The Dance Exchange expects to resume its stimulating performance-discussion series with guest artists and scholars from various disciplines and cities in the spring. Choreographer Maida Withers is working on a new piece for her Dance Construction Company for the new year and plans to organize another Washington Dance Directions festival at George Washington University in June. The Maryland Dance Theater will appear at Tawes Theatre April 5. The D.C. Contemporary Dance Theater will present a program including Loyce Houlton's "Wingborne" at Cramton Auditorium in January, and another, with a new work by Mike Malone, at UDC in April. The Daniel West Dancers will offer a premiere at the Montgomery College Performing Arts Center in March.

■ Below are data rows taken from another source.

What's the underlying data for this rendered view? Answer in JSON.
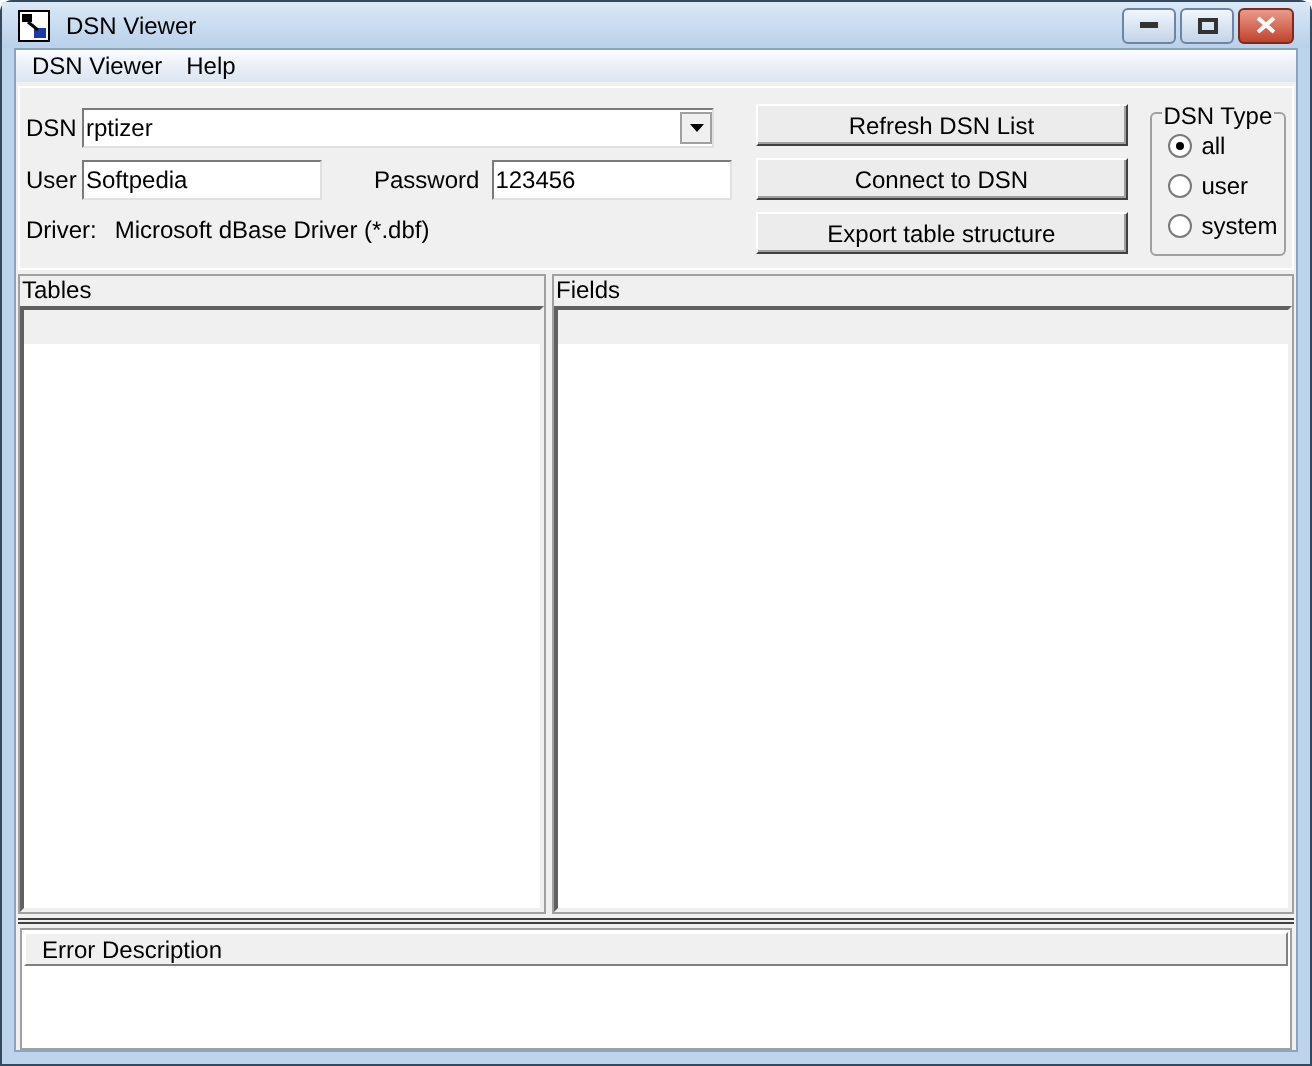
{
  "window": {
    "title": "DSN Viewer"
  },
  "menu": [
    "DSN Viewer",
    "Help"
  ],
  "form": {
    "dsn_label": "DSN",
    "dsn_value": "rptizer",
    "user_label": "User",
    "user_value": "Softpedia",
    "password_label": "Password",
    "password_value": "123456",
    "driver_label": "Driver:",
    "driver_value": "Microsoft dBase Driver (*.dbf)"
  },
  "buttons": [
    "Refresh DSN List",
    "Connect to DSN",
    "Export table structure"
  ],
  "dsn_type": {
    "title": "DSN Type",
    "options": [
      {
        "label": "all",
        "selected": true
      },
      {
        "label": "user",
        "selected": false
      },
      {
        "label": "system",
        "selected": false
      }
    ]
  },
  "panels": [
    {
      "title": "Tables"
    },
    {
      "title": "Fields"
    }
  ],
  "error_panel": {
    "column": "Error Description"
  }
}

The Joffrey II company will be appearing at George Mason University's Harris Theatre on Jan. 22. At GMU's own Dance Company spring concert at the Harris in April, a new work by Marta Renzi will be shown. Choreographer Jeff Duncan will also have a studio showing at GMU the same month. Mount Vernon College plans to mount a sequel to last year's "Spring Moves" festival in April and May. Dance Arts Moving Arts is working on a dance film series. The Alexandria-based Coda troupe, about to choose a new artistic director, plans a gala performance in April, among other '86 activities. The Jewish Community Center has scheduled performances by the Center Dance Ensemble, the Deaf Dimensions troupe and Frances Smith Cohen and Friends at its own Kreeger Auditorium in 1986, but will present its annual Choreographers Showcase at the Publick Playhouse in February. Also at Publick Playhouse will be performances by the Kotobuki Kai troupe and the American Contemporary Ballet Company, both in June.

Finally, an appealing prospect for next summer: Kennedy Center says it may be presenting both the Paris Opera Ballet, led by Rudolf Nureyev, and the National Ballet of Spain.